Work to complete ▸ Your reply should reproduce the data below without a single alteration, apart from dropping the images.

The input ▸
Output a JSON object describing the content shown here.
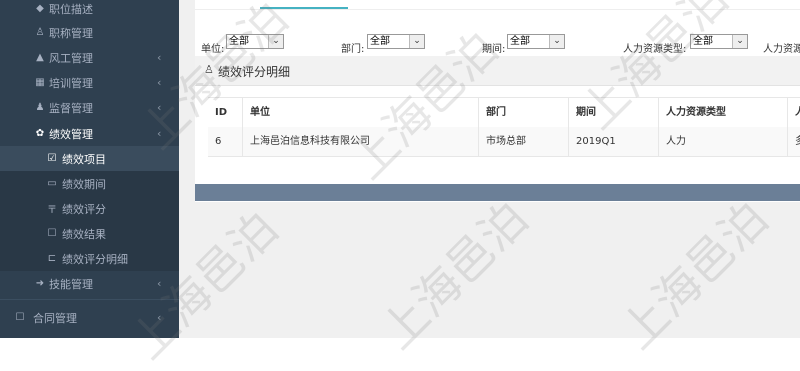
{
  "sidebar": {
    "items": [
      {
        "icon": "diamond-icon",
        "glyph": "◆",
        "label": "职位描述"
      },
      {
        "icon": "user-icon",
        "glyph": "♙",
        "label": "职称管理"
      },
      {
        "icon": "alert-icon",
        "glyph": "▲",
        "label": "风工管理",
        "chevron": "‹"
      },
      {
        "icon": "building-icon",
        "glyph": "▦",
        "label": "培训管理",
        "chevron": "‹"
      },
      {
        "icon": "supervise-icon",
        "glyph": "♟",
        "label": "监督管理",
        "chevron": "‹"
      },
      {
        "icon": "settings-icon",
        "glyph": "✿",
        "label": "绩效管理",
        "chevron": "‹"
      }
    ],
    "subitems": [
      {
        "icon": "check-icon",
        "glyph": "☑",
        "label": "绩效项目"
      },
      {
        "icon": "period-icon",
        "glyph": "▭",
        "label": "绩效期间"
      },
      {
        "icon": "rating-icon",
        "glyph": "〒",
        "label": "绩效评分"
      },
      {
        "icon": "bookmark-icon",
        "glyph": "☐",
        "label": "绩效结果"
      },
      {
        "icon": "detail-icon",
        "glyph": "⊏",
        "label": "绩效评分明细"
      }
    ],
    "tech": {
      "icon": "tag-icon",
      "glyph": "➜",
      "label": "技能管理",
      "chevron": "‹"
    },
    "contract": {
      "icon": "contract-icon",
      "glyph": "☐",
      "label": "合同管理",
      "chevron": "‹"
    }
  },
  "filters": {
    "unit_label": "单位:",
    "unit_value": "全部",
    "dept_label": "部门:",
    "dept_value": "全部",
    "period_label": "期间:",
    "period_value": "全部",
    "hrtype_label": "人力资源类型:",
    "hrtype_value": "全部",
    "hr_more_label": "人力资源"
  },
  "section": {
    "title": "绩效评分明细"
  },
  "table": {
    "headers": [
      "ID",
      "单位",
      "部门",
      "期间",
      "人力资源类型",
      "人"
    ],
    "rows": [
      [
        "6",
        "上海邑泊信息科技有限公司",
        "市场总部",
        "2019Q1",
        "人力",
        "多"
      ]
    ]
  },
  "watermark": "上海邑泊",
  "colors": {
    "sidebar": "#2f4050",
    "accent": "#45b2c2",
    "bar": "#6b7f97"
  }
}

Worked solution ▸
Output a JSON object describing the content shown here.
{
  "sidebar": {
    "items": [
      {
        "icon": "diamond-icon",
        "glyph": "◆",
        "label": "职位描述"
      },
      {
        "icon": "user-icon",
        "glyph": "♙",
        "label": "职称管理"
      },
      {
        "icon": "alert-icon",
        "glyph": "▲",
        "label": "风工管理",
        "chevron": "‹"
      },
      {
        "icon": "building-icon",
        "glyph": "▦",
        "label": "培训管理",
        "chevron": "‹"
      },
      {
        "icon": "supervise-icon",
        "glyph": "♟",
        "label": "监督管理",
        "chevron": "‹"
      },
      {
        "icon": "settings-icon",
        "glyph": "✿",
        "label": "绩效管理",
        "chevron": "‹"
      }
    ],
    "subitems": [
      {
        "icon": "check-icon",
        "glyph": "☑",
        "label": "绩效项目"
      },
      {
        "icon": "period-icon",
        "glyph": "▭",
        "label": "绩效期间"
      },
      {
        "icon": "rating-icon",
        "glyph": "〒",
        "label": "绩效评分"
      },
      {
        "icon": "bookmark-icon",
        "glyph": "☐",
        "label": "绩效结果"
      },
      {
        "icon": "detail-icon",
        "glyph": "⊏",
        "label": "绩效评分明细"
      }
    ],
    "tech": {
      "icon": "tag-icon",
      "glyph": "➜",
      "label": "技能管理",
      "chevron": "‹"
    },
    "contract": {
      "icon": "contract-icon",
      "glyph": "☐",
      "label": "合同管理",
      "chevron": "‹"
    }
  },
  "filters": {
    "unit_label": "单位:",
    "unit_value": "全部",
    "dept_label": "部门:",
    "dept_value": "全部",
    "period_label": "期间:",
    "period_value": "全部",
    "hrtype_label": "人力资源类型:",
    "hrtype_value": "全部",
    "hr_more_label": "人力资源"
  },
  "section": {
    "title": "绩效评分明细"
  },
  "table": {
    "headers": [
      "ID",
      "单位",
      "部门",
      "期间",
      "人力资源类型",
      "人"
    ],
    "rows": [
      [
        "6",
        "上海邑泊信息科技有限公司",
        "市场总部",
        "2019Q1",
        "人力",
        "多"
      ]
    ]
  },
  "watermark": "上海邑泊",
  "colors": {
    "sidebar": "#2f4050",
    "accent": "#45b2c2",
    "bar": "#6b7f97"
  }
}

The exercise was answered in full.